The interest rate on overdue benefits is now payable at a rate of 1% per month, compounded monthly, for accidents on or after Sept. 1, 2010.
Any accidents prior to Sept. 1, 2010, are still payable at the rate of 2% per month, compounded monthly.
What does this mean?
The current low interest rate environment might have helped insurers, as the New SABS (Ont. Reg. 34/10) dropped the interest rate on overdue payments from 2% to 1%.
There are a number of ways that someone might earn interest income, be it on an investment, or as a result of late payment from a client. As with any income, interest must be reported for taxes. But, whether interest is included in the calculation of an income replacement benefit (IRB), is entirely dependent on whether the income was earned as a result of employment activities.
For the difference between employed and self-employed, please see our blog post on employment status.
Subsection 4 (1) of the Statutory Accident Benefits Schedule (SABS), defines gross employment income as “salary, wages, and other remuneration from employment.” We note, of significance, is the connection between the income and employment.
For employed individuals, excluding self-employed, there are limited situations in which interest income is received as a result of their employment. Continue reading
Summary: The New SABS (O. Reg. 34/10) have introduced changes which will require continued efforts on the part of an adjuster to confirm what benefits may be considered payments for loss of income, and subsequently, what will be deductible as other income replacement assistance.
Payments for loss of income which are deductible from an IRB are outlined in paragraph 3(7)(d) of the New SABS. This paragraph is a change from the Old SABS subsection 2(9), apparently codifying previous FSCO arbitrations decisions, such as Sharma-Singh and Co-operators General (A07-000588).
For details on other income replacement assistance, we refer you to our ADS Blog.
So what changes did the New SABS bring?
Insurance Contract – The first change deals with contracts under which periodic payments of insurance are deemed to be payments for loss of income.

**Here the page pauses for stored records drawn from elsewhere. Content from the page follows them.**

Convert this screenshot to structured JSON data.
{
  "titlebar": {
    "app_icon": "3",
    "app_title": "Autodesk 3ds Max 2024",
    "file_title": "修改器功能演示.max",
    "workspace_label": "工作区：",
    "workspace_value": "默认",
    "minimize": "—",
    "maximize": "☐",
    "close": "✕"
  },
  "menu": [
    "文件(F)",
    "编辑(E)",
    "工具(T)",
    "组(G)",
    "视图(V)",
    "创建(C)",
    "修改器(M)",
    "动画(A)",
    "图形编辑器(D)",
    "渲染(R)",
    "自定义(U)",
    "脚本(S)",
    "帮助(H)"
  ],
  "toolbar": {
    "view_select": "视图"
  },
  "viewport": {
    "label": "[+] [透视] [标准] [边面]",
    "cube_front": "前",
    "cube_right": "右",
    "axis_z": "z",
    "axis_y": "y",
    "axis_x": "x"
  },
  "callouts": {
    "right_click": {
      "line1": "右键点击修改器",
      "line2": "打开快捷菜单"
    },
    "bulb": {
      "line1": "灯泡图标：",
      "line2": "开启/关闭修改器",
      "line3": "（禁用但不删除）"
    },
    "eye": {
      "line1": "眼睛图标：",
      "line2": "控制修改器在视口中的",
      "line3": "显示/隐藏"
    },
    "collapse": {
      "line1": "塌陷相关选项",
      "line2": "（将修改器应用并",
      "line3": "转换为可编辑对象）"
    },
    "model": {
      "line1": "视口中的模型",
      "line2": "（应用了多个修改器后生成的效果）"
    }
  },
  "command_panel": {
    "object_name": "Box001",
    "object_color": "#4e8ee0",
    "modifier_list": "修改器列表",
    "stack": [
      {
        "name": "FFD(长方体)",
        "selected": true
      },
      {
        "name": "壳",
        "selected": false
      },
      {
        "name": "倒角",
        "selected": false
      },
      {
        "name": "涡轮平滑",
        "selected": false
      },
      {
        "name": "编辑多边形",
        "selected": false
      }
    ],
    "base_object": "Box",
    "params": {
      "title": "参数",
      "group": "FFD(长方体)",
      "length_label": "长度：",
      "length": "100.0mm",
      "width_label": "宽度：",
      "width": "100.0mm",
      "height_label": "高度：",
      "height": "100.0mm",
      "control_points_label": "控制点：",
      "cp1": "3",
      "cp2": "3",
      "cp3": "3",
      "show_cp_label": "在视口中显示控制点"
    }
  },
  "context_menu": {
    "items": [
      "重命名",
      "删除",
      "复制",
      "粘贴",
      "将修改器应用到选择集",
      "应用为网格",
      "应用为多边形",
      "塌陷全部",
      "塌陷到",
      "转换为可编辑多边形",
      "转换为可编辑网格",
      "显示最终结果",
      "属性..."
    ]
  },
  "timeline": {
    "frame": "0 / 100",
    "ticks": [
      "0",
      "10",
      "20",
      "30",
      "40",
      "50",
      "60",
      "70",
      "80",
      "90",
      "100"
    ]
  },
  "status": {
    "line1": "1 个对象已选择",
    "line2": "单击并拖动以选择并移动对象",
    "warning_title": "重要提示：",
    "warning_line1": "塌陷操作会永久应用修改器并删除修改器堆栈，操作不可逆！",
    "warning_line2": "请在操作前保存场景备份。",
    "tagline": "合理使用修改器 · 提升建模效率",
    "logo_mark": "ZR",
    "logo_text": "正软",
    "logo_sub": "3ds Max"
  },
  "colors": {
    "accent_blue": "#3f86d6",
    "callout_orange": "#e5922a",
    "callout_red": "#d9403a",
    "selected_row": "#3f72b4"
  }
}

Specifically, payments are now deemed to be payments for loss of income “irrespective of whether the contract for the insurance provides”:
Summary: Unlike CPP disability benefits, CPP child benefits are not deductible as payments for loss of income from the IRB.
What is the CPP Child Benefit, and when is it paid?
Let’s first look at what a qualifying child is:
- The natural child of the CPP contributor
- A child “adopted legally” or “in fact” by the CPP contributor while under the age of 21
- A child “legally” or “in fact” in the custody and control of the CPP contributor while under the age of 21
Further, the dependent child must be either:
- under the age of 18, or,
- if between the ages of 18 and 25, they must be a full time student.
In regard to the benefit itself, there are two different types available:
- For a child who is in the care of an individual receiving the CPP disability benefit; and,
- For a child who was in the care of an individual at the time of the individual’s death.
In both instances, the individual must have made enough contributions to CPP to qualify. To determine whether an insured might qualify for CPP disability benefits, see our blog on that very topic.
The CPP child benefit is paid monthly and fluctuates annually with the Consumer Price Index. The payment is received as a single lump sum amount, combined with the CPP disability benefit. It is for this reason, you must be able to assess if CPP child benefits are being received.
When it comes to calculating Income Replacement Benefits (IRB) for a claimant, we need to look at every financial aspect of the claim, including collateral benefits.
But what, exactly, constitutes a collateral benefit and when is it a factor in calculating the IRB payable?
This post relates to the post-September 2010 legislation. For our blog on the pre-September 2010 legislation, you may find it here.
Under the post-September 2010 legislation, collateral benefits are received by an insured as a result of a prior incident, meaning an incident which occurred prior to the automobile accident.They are deductible from the amount payable for IRBs and Non-Earner benefits (NEB), only if they are being received by the insured and considered temporary when the insured first qualified for the IRB or NEB.